A while ago, the following question came up in a LinkedIn discussion group: “What do you know now that you wish you would have known when you were graduating from college?” Most of the group responded with answers such as learning oral and written communication, understanding the other person’s perspective, thinking beyond the text, showing initiative, taking calculated risks, etc.
Following is my response.
First, I wish I had known I was going to live this long so I would have taken better care of myself.
Okay, on to some real answers. Some things I picked up that aren’t necessarily profound, but make it all easier.
1) No matter who you are walking past in the building, look them in the eye and say hello. Do not be intimidated by the higher ups. (Don’t be cocky, either.) Treat them as equals. And the same goes for those in lower positions — particularly as you rise in the ranks. Treat everyone as a friend and an equal.
2) Continue to explore. College is about learning your discipline while, at the same time, gaining experiences in other areas. When first going into a position, you will be required to immerse yourself in learning the job, the profession, and the company. Do not let that become all you ever learn about. Continue to explore other learning because the greatest successes come from such cross-pollinations.

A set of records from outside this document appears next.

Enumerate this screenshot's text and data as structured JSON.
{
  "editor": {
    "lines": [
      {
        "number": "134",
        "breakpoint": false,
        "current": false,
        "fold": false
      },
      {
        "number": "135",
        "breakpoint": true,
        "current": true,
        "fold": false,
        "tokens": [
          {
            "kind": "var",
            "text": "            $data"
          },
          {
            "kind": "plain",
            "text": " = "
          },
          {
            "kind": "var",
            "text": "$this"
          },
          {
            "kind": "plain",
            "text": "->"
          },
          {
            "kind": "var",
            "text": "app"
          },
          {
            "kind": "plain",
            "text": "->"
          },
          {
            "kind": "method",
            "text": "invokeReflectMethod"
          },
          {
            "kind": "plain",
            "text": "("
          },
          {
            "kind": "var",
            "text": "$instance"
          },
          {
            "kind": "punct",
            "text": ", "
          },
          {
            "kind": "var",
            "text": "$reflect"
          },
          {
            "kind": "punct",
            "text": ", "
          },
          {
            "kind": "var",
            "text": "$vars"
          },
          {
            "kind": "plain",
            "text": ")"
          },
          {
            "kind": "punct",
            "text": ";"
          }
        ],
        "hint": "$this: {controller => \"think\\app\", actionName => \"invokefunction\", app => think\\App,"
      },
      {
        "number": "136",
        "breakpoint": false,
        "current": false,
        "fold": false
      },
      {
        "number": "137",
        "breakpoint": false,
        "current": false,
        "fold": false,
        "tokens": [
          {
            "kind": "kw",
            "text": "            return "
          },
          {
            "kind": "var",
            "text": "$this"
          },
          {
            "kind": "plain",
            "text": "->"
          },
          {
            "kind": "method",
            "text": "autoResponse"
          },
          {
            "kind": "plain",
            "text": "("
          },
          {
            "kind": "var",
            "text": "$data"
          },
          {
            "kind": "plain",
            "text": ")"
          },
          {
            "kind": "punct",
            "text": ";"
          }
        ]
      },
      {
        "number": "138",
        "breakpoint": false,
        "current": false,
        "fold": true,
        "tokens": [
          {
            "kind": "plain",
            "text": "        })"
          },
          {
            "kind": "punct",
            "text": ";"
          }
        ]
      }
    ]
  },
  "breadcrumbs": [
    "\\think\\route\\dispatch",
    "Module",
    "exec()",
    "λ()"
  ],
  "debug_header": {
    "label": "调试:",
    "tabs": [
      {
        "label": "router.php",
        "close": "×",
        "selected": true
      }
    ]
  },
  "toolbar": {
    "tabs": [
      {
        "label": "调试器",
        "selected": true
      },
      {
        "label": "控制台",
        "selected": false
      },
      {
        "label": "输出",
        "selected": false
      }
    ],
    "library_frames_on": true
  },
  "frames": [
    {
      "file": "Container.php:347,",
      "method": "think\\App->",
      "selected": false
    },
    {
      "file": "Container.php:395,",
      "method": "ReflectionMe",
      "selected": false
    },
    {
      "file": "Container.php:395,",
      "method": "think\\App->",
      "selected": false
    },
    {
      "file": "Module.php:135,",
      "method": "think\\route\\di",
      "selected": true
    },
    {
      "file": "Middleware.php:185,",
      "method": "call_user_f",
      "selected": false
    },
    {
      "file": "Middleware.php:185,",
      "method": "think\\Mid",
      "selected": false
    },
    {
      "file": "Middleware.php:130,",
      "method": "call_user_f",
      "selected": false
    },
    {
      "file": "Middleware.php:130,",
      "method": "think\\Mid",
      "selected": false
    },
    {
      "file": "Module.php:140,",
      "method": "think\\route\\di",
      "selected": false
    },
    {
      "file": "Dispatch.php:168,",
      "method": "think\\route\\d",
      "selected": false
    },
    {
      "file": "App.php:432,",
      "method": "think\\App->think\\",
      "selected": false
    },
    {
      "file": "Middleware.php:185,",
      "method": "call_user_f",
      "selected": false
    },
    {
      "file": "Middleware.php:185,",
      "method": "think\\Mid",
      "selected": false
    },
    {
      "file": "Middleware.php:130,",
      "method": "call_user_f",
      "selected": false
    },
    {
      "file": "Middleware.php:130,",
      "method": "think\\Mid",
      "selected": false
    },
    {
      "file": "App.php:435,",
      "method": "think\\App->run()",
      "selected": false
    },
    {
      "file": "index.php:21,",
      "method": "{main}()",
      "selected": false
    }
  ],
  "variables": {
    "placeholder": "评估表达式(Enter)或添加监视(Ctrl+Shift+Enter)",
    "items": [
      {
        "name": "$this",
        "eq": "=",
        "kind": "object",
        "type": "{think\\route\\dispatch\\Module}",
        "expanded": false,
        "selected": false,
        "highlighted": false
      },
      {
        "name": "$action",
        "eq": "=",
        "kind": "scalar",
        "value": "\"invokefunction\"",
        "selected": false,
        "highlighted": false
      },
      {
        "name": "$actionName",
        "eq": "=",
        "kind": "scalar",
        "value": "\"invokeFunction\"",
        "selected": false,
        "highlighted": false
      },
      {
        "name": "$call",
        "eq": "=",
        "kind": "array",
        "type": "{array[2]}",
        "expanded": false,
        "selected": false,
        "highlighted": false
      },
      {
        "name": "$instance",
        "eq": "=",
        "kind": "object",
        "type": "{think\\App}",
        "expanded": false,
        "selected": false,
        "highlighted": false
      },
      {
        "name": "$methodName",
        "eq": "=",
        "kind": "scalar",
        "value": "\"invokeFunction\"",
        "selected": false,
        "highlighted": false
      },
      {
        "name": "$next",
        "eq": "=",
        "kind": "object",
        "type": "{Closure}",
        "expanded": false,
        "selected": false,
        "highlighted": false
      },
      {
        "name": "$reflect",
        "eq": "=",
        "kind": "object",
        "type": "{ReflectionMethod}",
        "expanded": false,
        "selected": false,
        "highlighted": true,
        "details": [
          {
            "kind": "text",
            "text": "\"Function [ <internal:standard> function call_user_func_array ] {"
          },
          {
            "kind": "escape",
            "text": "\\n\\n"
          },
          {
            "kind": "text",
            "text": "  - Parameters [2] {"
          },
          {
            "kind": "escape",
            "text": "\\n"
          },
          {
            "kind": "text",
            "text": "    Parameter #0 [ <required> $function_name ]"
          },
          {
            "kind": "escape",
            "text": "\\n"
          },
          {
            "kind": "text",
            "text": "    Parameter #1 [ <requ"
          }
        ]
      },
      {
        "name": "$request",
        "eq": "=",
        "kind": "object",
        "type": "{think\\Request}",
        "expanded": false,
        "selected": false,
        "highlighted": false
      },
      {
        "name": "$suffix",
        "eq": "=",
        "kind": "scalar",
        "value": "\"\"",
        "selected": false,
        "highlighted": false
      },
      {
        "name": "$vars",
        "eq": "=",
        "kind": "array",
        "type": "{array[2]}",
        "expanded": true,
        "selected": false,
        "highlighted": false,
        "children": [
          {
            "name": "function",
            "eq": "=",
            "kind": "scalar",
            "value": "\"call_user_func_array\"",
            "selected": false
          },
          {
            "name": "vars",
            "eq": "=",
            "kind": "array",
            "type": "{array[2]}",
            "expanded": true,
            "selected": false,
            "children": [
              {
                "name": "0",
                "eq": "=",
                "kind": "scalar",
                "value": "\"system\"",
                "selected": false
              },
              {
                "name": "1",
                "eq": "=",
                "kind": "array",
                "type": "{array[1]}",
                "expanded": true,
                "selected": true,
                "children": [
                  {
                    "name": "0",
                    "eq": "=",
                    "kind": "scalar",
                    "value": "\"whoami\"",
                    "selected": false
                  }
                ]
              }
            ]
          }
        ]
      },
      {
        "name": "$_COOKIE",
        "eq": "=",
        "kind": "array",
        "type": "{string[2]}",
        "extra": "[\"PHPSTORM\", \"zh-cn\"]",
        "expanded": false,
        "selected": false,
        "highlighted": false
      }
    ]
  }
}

3) In making decisions about your future, it has more to do with sacrifice than reward. Any decision involves giving something up or it isn’t a decision. And better decisions are made if more focus is on choosing between what you will give up rather than on what you will get.
4) To steal from Alice in Wonderland, think impossible things. It is only by imagining the impossible that new ideas can really come to fruition. And that creativity is the foundation of real success. (And, if you are in a situation where creativity is not valued, run — do not walk — away. It will be a soul-stealing experience you will always regret.) Which leads to…
5) Embrace joy. There are people who still believe work is work and nothing more than work. They lead sad and dreary lives. Do something you really like to do. That is the only way it will ever become something you love to do. And that is the only way you can truly devote yourself sufficiently to be successful – successful in ways that count beyond monetary.
What do you know now that you wish you would have known when you were graduating from college?